Coming in fourth in a snowboard semi-final, Trevor Jacobs flew down the slopes twice on Tuesday at Sochi even though it was very likely he had a broken ankle. He heard a loud pop when he took off during the first heat but continued to compete anyway. Apparently he’s had major problems with the ligaments around his cuboidbone and a broken anklewas confirmed once he got off the slopes.
As a Seattle podiatrist I always tell my patients that foot and ankle pain are not normal. Many of you are very active indoor and outdoor sports enthusiasts which I applaud. Although I always recommend physical activity for my diabetic patients and all patients who can be active, pushing through pain like an Olympian is never a good idea.
So what do I recommend if you do if you break or sprain your ankle?
As soon as possible follow the RICE Protocol:
- Rest- keep weight off of the ankle until your physician or surgeon tells you otherwise.
- Ice & Compression - as soon as you are able, an ice pack should be applied to the area (with a layer of cloth between your skin and the ice) and held in place with an ace wrap or elastic bandageto provide compression.
- Elevation- Elevate your feet higher than your heart to promote drainage from the swollen area.
- A severe sprain will often mask a broken ankle, so it’s important that you be seen right away. If you can’t get in to see a foot and ankle surgeon, go to the emergency room so that your ankle can be properly evaluated.
- Follow all the recommendations of your foot and ankle surgeon which may likely include a course of anti-inflammatory medications and immobilization so that the bones and surrounding tissue can heal.
If you suspect a broken ankle, please call our Seattle podiatry office at once so you can be seen that same day.
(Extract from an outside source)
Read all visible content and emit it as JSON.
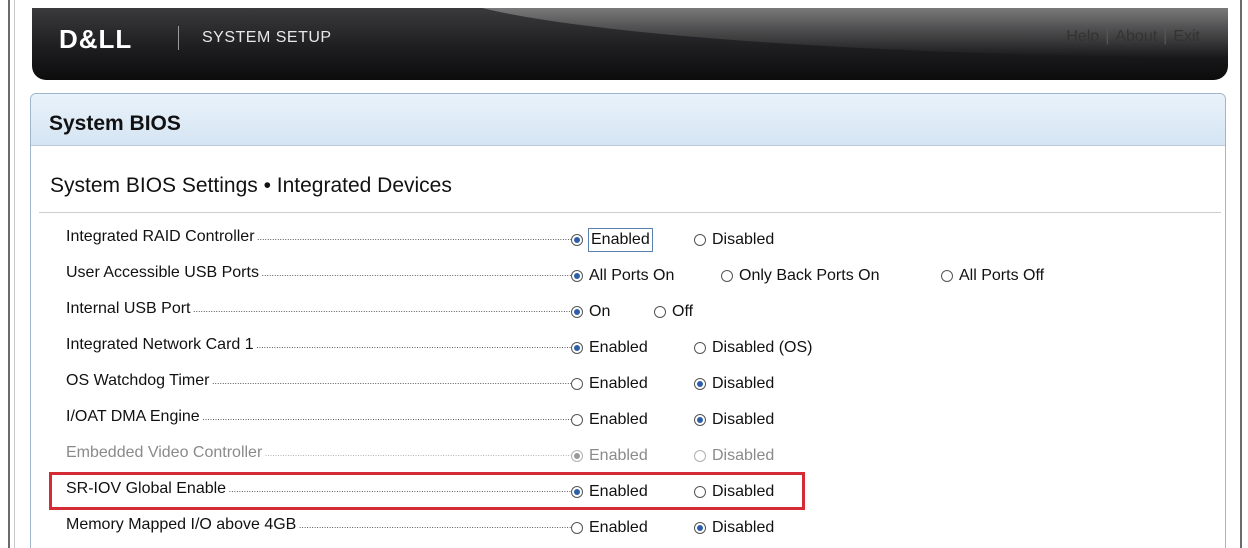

Call us at 206-368-7000.
As we watch the Winter Olympics and see the amazing feats of our Olympians across the world we marvel at the amazing strength and resilence of the human body including our feet. In our 20s and 30s we were able to stretch the limits of what our bodies could do with few repercussions. We might have broken a few bones or even sprained a foot or torn an Achilles but that didn’t stop us since we were able to rebound pretty quickly.
If you’re in your 40s and beyond you’ve probably noticed that even though you might still feel like an Olympian in your heart, your body will remind you that your feet and ankles won’t repair themselves as quickly as they once did.
As a runner you may start to notice foot pain when your feet first touch the floor in the morning. Often the pain goes away during the day, but this doesn’t mean the problem has disappeared. Unfortunately every time you run you are re-injuring your foot and your body doesn’t get a change to heal.
Heel pain or most commonly plantar fasciitisis a condition common among runners. Although you might want to blow off this pain and push through it as you might have done in your 20s, the truth is the pain will probably not resolve on its own but continue to get worse.
Before coming in to see us, you can do a few things to help reduce the inflammation that is causing the heel pain. Anti-inflammatory medication (check with your doctor first), ice, and rest are the best things you can do right now to begin the healing process.
You can still remain an Olympian in your mind and body as long as you listen to the signals your body sends letting you know that something is wrong and acting on those signals.
To set up an appointment with one of our Seattle podiatrists, call us at 206-368-7000 or request an appointment online.